Here’s another startling comparison: These three CPSEs together posted net losses of ₹nearly ₹27,000 crore in 2018-19 or an average daily net loss of almost ₹73 crore. The total losses by these three loss-makers in 2018-19 were more than the losses posted by 10 top loss-making enterprises in 2017-18.
In this backdrop, the argument against disinvestment is surely a flawed one; it should be applied on a case to case basis. Perhaps the caveat should be a careful evaluation of whether disinvestment is being proposed in a profit-making CPSE or in a sector where the larger public good dictates continued presence of the government. In every other instance, the government should, in fact, be encouraged to exit businesses which have been bringing in losses for years.
Government’s presence may be important in some strategic sectors like defence but why should it be in the business of flying, offering mobile services or in the hospitality business?

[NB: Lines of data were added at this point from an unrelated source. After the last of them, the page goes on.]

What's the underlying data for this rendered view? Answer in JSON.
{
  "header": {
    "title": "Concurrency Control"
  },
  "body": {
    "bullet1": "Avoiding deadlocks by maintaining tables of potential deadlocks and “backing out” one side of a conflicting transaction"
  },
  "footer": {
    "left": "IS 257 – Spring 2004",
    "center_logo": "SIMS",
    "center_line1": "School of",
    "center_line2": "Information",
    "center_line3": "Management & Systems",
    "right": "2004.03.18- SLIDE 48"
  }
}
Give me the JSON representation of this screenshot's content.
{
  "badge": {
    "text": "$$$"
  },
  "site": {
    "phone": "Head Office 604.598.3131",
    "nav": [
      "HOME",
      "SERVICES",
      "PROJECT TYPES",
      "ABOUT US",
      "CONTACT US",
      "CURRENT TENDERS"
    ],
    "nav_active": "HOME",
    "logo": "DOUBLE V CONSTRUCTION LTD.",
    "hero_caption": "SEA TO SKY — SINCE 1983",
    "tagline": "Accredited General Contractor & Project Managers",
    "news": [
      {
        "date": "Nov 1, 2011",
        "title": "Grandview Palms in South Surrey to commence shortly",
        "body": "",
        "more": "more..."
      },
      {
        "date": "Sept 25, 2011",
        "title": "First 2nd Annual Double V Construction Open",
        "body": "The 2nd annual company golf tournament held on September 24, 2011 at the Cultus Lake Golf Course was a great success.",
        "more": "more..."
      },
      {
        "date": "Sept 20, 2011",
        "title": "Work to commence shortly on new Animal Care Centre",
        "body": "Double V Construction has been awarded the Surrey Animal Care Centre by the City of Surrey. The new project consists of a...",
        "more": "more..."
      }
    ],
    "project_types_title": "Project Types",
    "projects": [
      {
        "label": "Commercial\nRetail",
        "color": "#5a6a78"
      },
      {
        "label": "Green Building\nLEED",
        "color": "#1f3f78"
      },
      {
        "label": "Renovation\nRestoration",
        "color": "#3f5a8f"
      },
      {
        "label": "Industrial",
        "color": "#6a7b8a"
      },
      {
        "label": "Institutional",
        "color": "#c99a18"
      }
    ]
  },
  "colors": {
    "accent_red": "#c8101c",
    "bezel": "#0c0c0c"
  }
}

In the case of BSNL and MTNL, both of which continue to bring in losses, the government seems in no mood to exit. Instead, it continues to pump in thousands of crores of taxpayers’ money in these enterprises, keeping them alive. This, despite the massive churn currently happening in the telecom market where incumbent private telecom companies are struggling to survive due to policy and legal issues. Government’s continued support to BSNL and MTNL is distorting the market and has prevented private telcos from operating in a level playing field.
As for Air India: In 2018-19, net loss increased by over ₹3,000 crore to reach the highest ever loss figure of ₹8,474.8 crore (₹5,348 crore in 2017-18). Accumulated losses now stand at a whopping Rs 62,694 crore and AI’s current liabilities exceeded its current assets by Rs 65,245.87 crore as on March 31 2019. The total debt on its books on that date was Rs 58,255.9 crore. During 2018-19, four of Air India’s six subsidiaries also reported losses; small profits accrued only from the two ground handling arms. It is clear from these statistics that the government would do itself and the Indian taxpayer a favour by exiting the business of flying and offloading this perennial, loss-making airline.